> [Task description]
The full text of the records below, minus any pictures, should be given back word for word.

┌──

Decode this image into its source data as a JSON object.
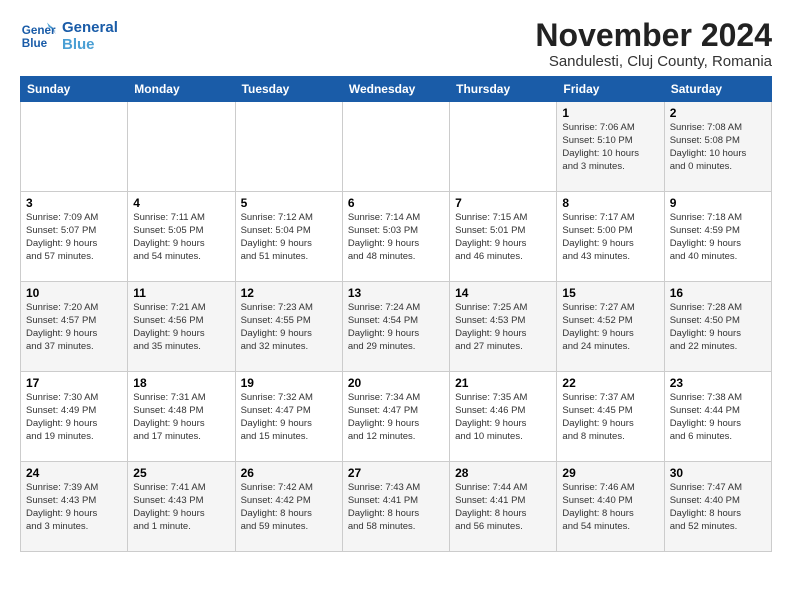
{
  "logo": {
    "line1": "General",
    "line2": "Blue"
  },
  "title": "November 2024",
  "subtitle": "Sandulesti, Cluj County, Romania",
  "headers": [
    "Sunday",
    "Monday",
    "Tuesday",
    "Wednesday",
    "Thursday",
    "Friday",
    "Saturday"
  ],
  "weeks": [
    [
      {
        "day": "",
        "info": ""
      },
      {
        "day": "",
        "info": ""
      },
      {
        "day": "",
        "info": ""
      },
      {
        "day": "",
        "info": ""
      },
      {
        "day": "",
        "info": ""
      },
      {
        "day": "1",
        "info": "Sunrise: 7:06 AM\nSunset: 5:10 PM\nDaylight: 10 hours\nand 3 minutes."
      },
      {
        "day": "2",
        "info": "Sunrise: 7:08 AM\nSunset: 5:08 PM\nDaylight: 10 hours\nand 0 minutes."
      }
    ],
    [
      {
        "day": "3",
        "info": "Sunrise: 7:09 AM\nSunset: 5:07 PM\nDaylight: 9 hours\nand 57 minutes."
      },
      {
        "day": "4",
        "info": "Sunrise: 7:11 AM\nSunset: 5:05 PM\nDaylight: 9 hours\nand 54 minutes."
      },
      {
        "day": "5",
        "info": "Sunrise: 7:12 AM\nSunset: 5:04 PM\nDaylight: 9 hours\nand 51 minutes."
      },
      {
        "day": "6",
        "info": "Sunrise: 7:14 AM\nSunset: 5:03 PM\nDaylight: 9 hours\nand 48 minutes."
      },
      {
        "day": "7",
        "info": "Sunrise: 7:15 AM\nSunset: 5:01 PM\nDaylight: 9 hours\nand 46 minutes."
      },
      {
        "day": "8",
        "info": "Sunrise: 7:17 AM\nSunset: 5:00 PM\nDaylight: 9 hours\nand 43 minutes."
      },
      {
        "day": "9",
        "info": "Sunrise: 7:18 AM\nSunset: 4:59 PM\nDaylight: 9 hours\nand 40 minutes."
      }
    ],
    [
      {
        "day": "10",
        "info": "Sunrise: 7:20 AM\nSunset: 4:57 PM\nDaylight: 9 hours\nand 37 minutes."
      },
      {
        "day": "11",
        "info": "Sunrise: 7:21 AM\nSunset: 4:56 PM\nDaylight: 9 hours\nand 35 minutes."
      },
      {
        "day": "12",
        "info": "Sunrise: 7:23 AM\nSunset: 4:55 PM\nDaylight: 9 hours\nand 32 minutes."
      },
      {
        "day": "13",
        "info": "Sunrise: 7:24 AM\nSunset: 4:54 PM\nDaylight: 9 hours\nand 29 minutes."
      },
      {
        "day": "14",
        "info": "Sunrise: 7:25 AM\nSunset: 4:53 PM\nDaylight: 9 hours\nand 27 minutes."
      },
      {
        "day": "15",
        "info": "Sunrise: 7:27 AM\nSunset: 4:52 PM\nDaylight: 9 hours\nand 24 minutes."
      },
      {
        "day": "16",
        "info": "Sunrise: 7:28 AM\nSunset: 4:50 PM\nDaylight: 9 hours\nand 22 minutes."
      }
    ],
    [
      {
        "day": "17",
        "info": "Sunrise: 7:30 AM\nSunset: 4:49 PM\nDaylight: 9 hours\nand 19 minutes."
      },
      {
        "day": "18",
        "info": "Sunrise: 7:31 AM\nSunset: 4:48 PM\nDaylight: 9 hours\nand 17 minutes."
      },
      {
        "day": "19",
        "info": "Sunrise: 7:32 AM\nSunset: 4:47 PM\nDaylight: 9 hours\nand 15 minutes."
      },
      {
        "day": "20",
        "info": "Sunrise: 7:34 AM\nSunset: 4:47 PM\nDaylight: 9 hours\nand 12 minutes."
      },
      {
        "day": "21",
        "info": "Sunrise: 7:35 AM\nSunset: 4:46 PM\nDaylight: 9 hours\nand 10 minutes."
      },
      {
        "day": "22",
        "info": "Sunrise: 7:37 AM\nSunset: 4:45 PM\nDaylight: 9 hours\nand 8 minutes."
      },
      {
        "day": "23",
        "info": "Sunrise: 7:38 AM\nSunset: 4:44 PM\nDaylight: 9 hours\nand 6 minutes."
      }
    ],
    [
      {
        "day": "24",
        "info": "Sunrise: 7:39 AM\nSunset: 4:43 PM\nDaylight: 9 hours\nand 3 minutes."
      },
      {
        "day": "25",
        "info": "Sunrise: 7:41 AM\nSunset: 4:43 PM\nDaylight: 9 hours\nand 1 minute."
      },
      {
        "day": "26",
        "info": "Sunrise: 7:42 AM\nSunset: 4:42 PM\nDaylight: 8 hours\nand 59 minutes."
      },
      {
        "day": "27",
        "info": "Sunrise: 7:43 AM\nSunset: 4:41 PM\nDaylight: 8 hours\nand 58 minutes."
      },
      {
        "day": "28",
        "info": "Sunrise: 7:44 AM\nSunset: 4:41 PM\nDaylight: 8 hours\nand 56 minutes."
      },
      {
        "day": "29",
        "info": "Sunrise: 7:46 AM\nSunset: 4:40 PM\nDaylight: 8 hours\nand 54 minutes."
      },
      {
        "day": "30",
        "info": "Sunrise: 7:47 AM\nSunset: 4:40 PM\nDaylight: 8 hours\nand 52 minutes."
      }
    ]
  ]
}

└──

> [Output of the task]
Decode this image into its source data as a JSON object.
{
  "logo": {
    "line1": "General",
    "line2": "Blue"
  },
  "title": "November 2024",
  "subtitle": "Sandulesti, Cluj County, Romania",
  "headers": [
    "Sunday",
    "Monday",
    "Tuesday",
    "Wednesday",
    "Thursday",
    "Friday",
    "Saturday"
  ],
  "weeks": [
    [
      {
        "day": "",
        "info": ""
      },
      {
        "day": "",
        "info": ""
      },
      {
        "day": "",
        "info": ""
      },
      {
        "day": "",
        "info": ""
      },
      {
        "day": "",
        "info": ""
      },
      {
        "day": "1",
        "info": "Sunrise: 7:06 AM\nSunset: 5:10 PM\nDaylight: 10 hours\nand 3 minutes."
      },
      {
        "day": "2",
        "info": "Sunrise: 7:08 AM\nSunset: 5:08 PM\nDaylight: 10 hours\nand 0 minutes."
      }
    ],
    [
      {
        "day": "3",
        "info": "Sunrise: 7:09 AM\nSunset: 5:07 PM\nDaylight: 9 hours\nand 57 minutes."
      },
      {
        "day": "4",
        "info": "Sunrise: 7:11 AM\nSunset: 5:05 PM\nDaylight: 9 hours\nand 54 minutes."
      },
      {
        "day": "5",
        "info": "Sunrise: 7:12 AM\nSunset: 5:04 PM\nDaylight: 9 hours\nand 51 minutes."
      },
      {
        "day": "6",
        "info": "Sunrise: 7:14 AM\nSunset: 5:03 PM\nDaylight: 9 hours\nand 48 minutes."
      },
      {
        "day": "7",
        "info": "Sunrise: 7:15 AM\nSunset: 5:01 PM\nDaylight: 9 hours\nand 46 minutes."
      },
      {
        "day": "8",
        "info": "Sunrise: 7:17 AM\nSunset: 5:00 PM\nDaylight: 9 hours\nand 43 minutes."
      },
      {
        "day": "9",
        "info": "Sunrise: 7:18 AM\nSunset: 4:59 PM\nDaylight: 9 hours\nand 40 minutes."
      }
    ],
    [
      {
        "day": "10",
        "info": "Sunrise: 7:20 AM\nSunset: 4:57 PM\nDaylight: 9 hours\nand 37 minutes."
      },
      {
        "day": "11",
        "info": "Sunrise: 7:21 AM\nSunset: 4:56 PM\nDaylight: 9 hours\nand 35 minutes."
      },
      {
        "day": "12",
        "info": "Sunrise: 7:23 AM\nSunset: 4:55 PM\nDaylight: 9 hours\nand 32 minutes."
      },
      {
        "day": "13",
        "info": "Sunrise: 7:24 AM\nSunset: 4:54 PM\nDaylight: 9 hours\nand 29 minutes."
      },
      {
        "day": "14",
        "info": "Sunrise: 7:25 AM\nSunset: 4:53 PM\nDaylight: 9 hours\nand 27 minutes."
      },
      {
        "day": "15",
        "info": "Sunrise: 7:27 AM\nSunset: 4:52 PM\nDaylight: 9 hours\nand 24 minutes."
      },
      {
        "day": "16",
        "info": "Sunrise: 7:28 AM\nSunset: 4:50 PM\nDaylight: 9 hours\nand 22 minutes."
      }
    ],
    [
      {
        "day": "17",
        "info": "Sunrise: 7:30 AM\nSunset: 4:49 PM\nDaylight: 9 hours\nand 19 minutes."
      },
      {
        "day": "18",
        "info": "Sunrise: 7:31 AM\nSunset: 4:48 PM\nDaylight: 9 hours\nand 17 minutes."
      },
      {
        "day": "19",
        "info": "Sunrise: 7:32 AM\nSunset: 4:47 PM\nDaylight: 9 hours\nand 15 minutes."
      },
      {
        "day": "20",
        "info": "Sunrise: 7:34 AM\nSunset: 4:47 PM\nDaylight: 9 hours\nand 12 minutes."
      },
      {
        "day": "21",
        "info": "Sunrise: 7:35 AM\nSunset: 4:46 PM\nDaylight: 9 hours\nand 10 minutes."
      },
      {
        "day": "22",
        "info": "Sunrise: 7:37 AM\nSunset: 4:45 PM\nDaylight: 9 hours\nand 8 minutes."
      },
      {
        "day": "23",
        "info": "Sunrise: 7:38 AM\nSunset: 4:44 PM\nDaylight: 9 hours\nand 6 minutes."
      }
    ],
    [
      {
        "day": "24",
        "info": "Sunrise: 7:39 AM\nSunset: 4:43 PM\nDaylight: 9 hours\nand 3 minutes."
      },
      {
        "day": "25",
        "info": "Sunrise: 7:41 AM\nSunset: 4:43 PM\nDaylight: 9 hours\nand 1 minute."
      },
      {
        "day": "26",
        "info": "Sunrise: 7:42 AM\nSunset: 4:42 PM\nDaylight: 8 hours\nand 59 minutes."
      },
      {
        "day": "27",
        "info": "Sunrise: 7:43 AM\nSunset: 4:41 PM\nDaylight: 8 hours\nand 58 minutes."
      },
      {
        "day": "28",
        "info": "Sunrise: 7:44 AM\nSunset: 4:41 PM\nDaylight: 8 hours\nand 56 minutes."
      },
      {
        "day": "29",
        "info": "Sunrise: 7:46 AM\nSunset: 4:40 PM\nDaylight: 8 hours\nand 54 minutes."
      },
      {
        "day": "30",
        "info": "Sunrise: 7:47 AM\nSunset: 4:40 PM\nDaylight: 8 hours\nand 52 minutes."
      }
    ]
  ]
}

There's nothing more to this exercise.